A Light in a Sea of Greys: Analysing Atris and Knights of the Old Republic II (Pt 1: Basics)

Atris the Betrayer

Don’t judge a book by its colour.

The Sith Lords gets both a lot of praise and a lot of flak for its moral complexity, and its challenge to the stereotypical good/evil Star Wars conflict.1 One key part of this challenge, as well as its examining of the problems with the Jedi Order, was Atris, a relatively minor character in retrospect but nonetheless an important one. Initially trying to evoke an imagine of a pinnacle of goodness, of being true Jedi, it becomes clear almost immediately that she’s not really any of these things. At the end of the game, the idea’s practically kicked in the teeth. If she is true Jedi, she is every problem with the Order made manifest.

In a lot of ways, Atris is pretty similar to Trias the Betrayer from Planescape: Torment, a Deva (pretty much an angel) and theoretical being of Lawful Good — who ultimately proves himself a liar and, uh, a betrayer, “twisted by the Planes”. This is probably intentional: Kreia herself is a reinterpretation of sorts of Ravel Puzzlewell, if a noticeably different character.2 Also Atris is actually Trias with the letters rearranged and originally she could become Darth Traya.
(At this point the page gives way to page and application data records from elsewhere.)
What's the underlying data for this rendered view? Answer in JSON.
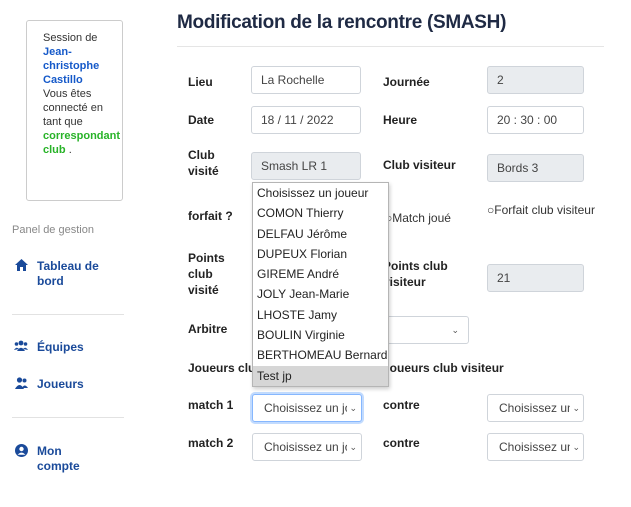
{
  "sidebar": {
    "session_prefix": "Session de",
    "user_name": "Jean-christophe Castillo",
    "role_prefix": "Vous êtes connecté en tant que",
    "role": "correspondant club",
    "role_suffix": ".",
    "panel_title": "Panel de gestion",
    "nav": [
      {
        "label": "Tableau de bord",
        "icon": "home-icon"
      },
      {
        "label": "Équipes",
        "icon": "users-icon"
      },
      {
        "label": "Joueurs",
        "icon": "players-icon"
      },
      {
        "label": "Mon compte",
        "icon": "user-circle-icon"
      }
    ]
  },
  "main": {
    "title": "Modification de la rencontre (SMASH)",
    "lieu": {
      "label": "Lieu",
      "value": "La Rochelle"
    },
    "journee": {
      "label": "Journée",
      "value": "2"
    },
    "date": {
      "label": "Date",
      "value": "18 / 11 / 2022"
    },
    "heure": {
      "label": "Heure",
      "value": "20 : 30 : 00"
    },
    "club_visite": {
      "label": "Club visité",
      "value": "Smash LR 1"
    },
    "club_visiteur": {
      "label": "Club visiteur",
      "value": "Bords 3"
    },
    "forfait": {
      "label": "forfait ?",
      "opt_match_joue": "Match joué",
      "opt_forfait_visiteur": "Forfait club visiteur"
    },
    "points_visite": {
      "label": "Points club visité"
    },
    "points_visiteur": {
      "label": "Points club visiteur",
      "value": "21"
    },
    "arbitre": {
      "label": "Arbitre"
    },
    "joueurs_visite": {
      "label": "Joueurs club"
    },
    "joueurs_visiteur": {
      "label": "Joueurs club visiteur"
    },
    "match1": {
      "label": "match 1",
      "value": "Choisissez un joue",
      "contre": "contre",
      "value2": "Choisissez un jo"
    },
    "match2": {
      "label": "match 2",
      "value": "Choisissez un joue",
      "contre": "contre",
      "value2": "Choisissez un jo"
    }
  },
  "dropdown": {
    "options": [
      "Choisissez un joueur",
      "COMON Thierry",
      "DELFAU Jérôme",
      "DUPEUX Florian",
      "GIREME André",
      "JOLY Jean-Marie",
      "LHOSTE Jamy",
      "BOULIN Virginie",
      "BERTHOMEAU Bernard",
      "Test jp"
    ],
    "highlighted_index": 9
  }
}
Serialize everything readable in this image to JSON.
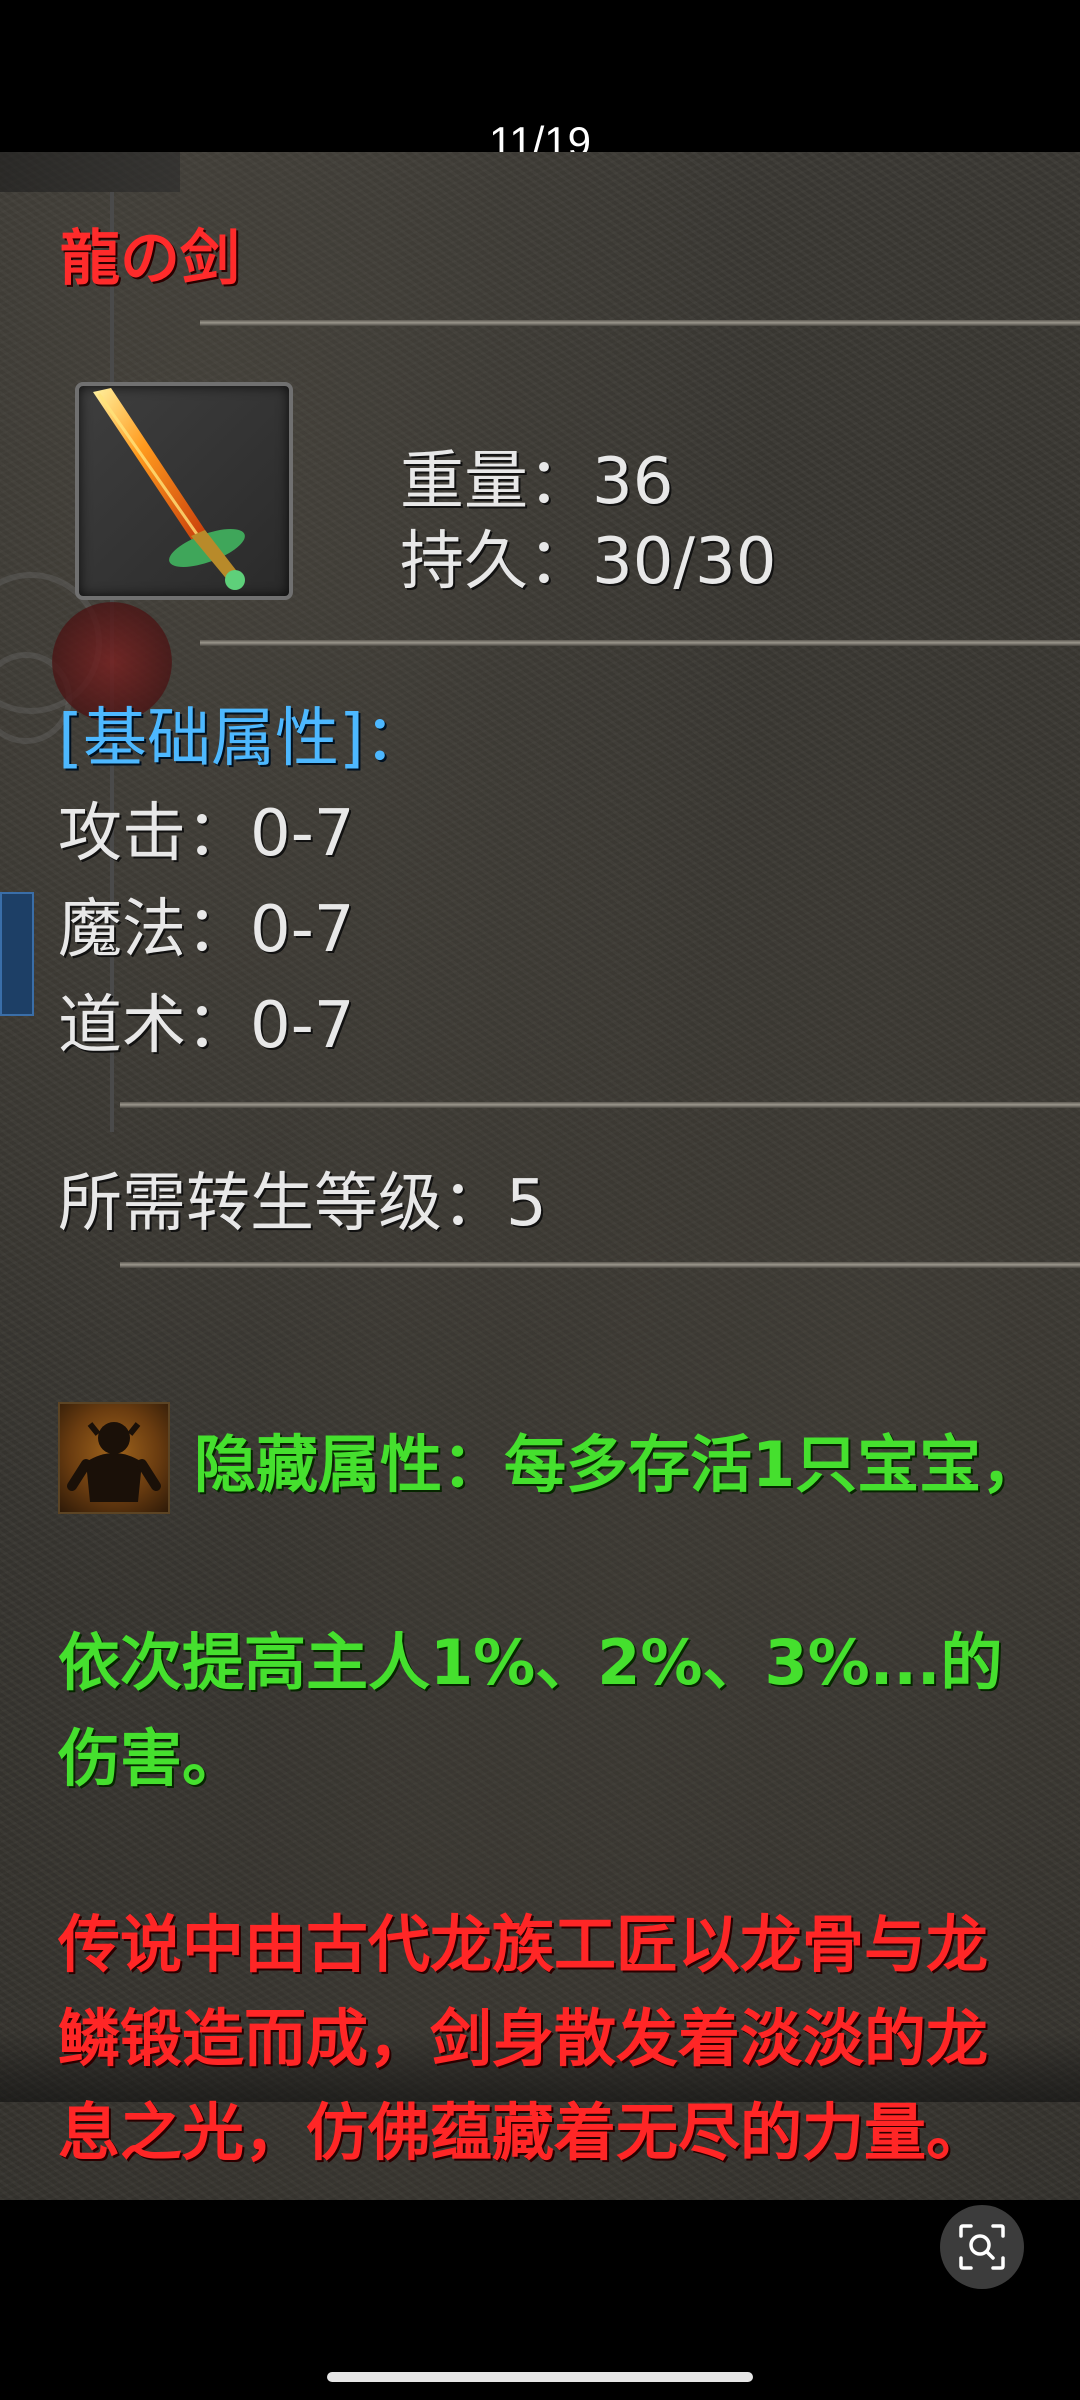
{
  "viewer": {
    "page_counter": "11/19"
  },
  "item": {
    "name": "龍の剑",
    "weight_line": "重量：36",
    "durability_line": "持久：30/30"
  },
  "base_attributes": {
    "header": "[基础属性]：",
    "attack": "攻击：0-7",
    "magic": "魔法：0-7",
    "taoism": "道术：0-7"
  },
  "requirement": {
    "rebirth_level": "所需转生等级：5"
  },
  "hidden_attribute": {
    "line1": "隐藏属性：每多存活1只宝宝，",
    "line2": "依次提高主人1%、2%、3%...的",
    "line3": "伤害。"
  },
  "lore": {
    "line1": "传说中由古代龙族工匠以龙骨与龙",
    "line2": "鳞锻造而成，剑身散发着淡淡的龙",
    "line3": "息之光，仿佛蕴藏着无尽的力量。"
  },
  "colors": {
    "title_red": "#ff2b2b",
    "section_blue": "#4db8ff",
    "hidden_green": "#45e02e",
    "lore_red": "#ff2626",
    "stat_white": "#e8e8e8"
  },
  "icons": {
    "item_icon": "dragon-sword-icon",
    "hidden_attr_icon": "pet-monster-icon",
    "scan_button": "scan-search-icon"
  }
}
Darth Traya, lord of betrayal. Trias the Betrayer. Of course, I do love a good excuse to go on about Torment. If nothing else, it’s a exploration of a similar idea.

To start with, I’d like to look at how the promotion and her basic character design both re-enforce and in some cases subtly undermine this image, before getting into the events of the game proper (partly because getting all the screenshots and so on is going to take forever). Continue reading


Aveline Vallen: Analyzing a Tank

Aveline's tremendous legacy in the Dragon Age universe is forever cemented and eternalised through Varric's series of trashy pulp fiction.

Aveline’s tremendous legacy in the Dragon Age universe is forever cemented and eternalised through Varric’s series of trashy pulp fiction.

I have been busy. Has really put a halt on my progress in making posts and all that. Now, I previously looked at the design of Cassandra, another Dragon Age companion that at least initially seems very similar in character to Aveline. In this case, I’d like to explore some of the other ways of expressing a character, such as their role in gameplay. It’s gonna have to be a short and fairly shallow-depth post, I’m afraid, because you know busy.

Aveline is a character I particularly love, and I don’t know how shared a feeling that is. Oh, sure, when she’s mentioned I usually see it positively, but often she seems overlooked in favour of all those crazies Hawke meets and also Varric. It’s true that perhaps on paper, she’s not initially that original of a character. She’s another woman who happens to be badass and be strong enough to batter doors down — intriguing from a certain feminist perspective, but ultimately kind of flat character. There is, however, more to Aveline, most famously her… interesting perspective on romance (it’s better than it sounds, trust me).

Of course, in my case, it may have helped she reminded me of Vimes. Continue reading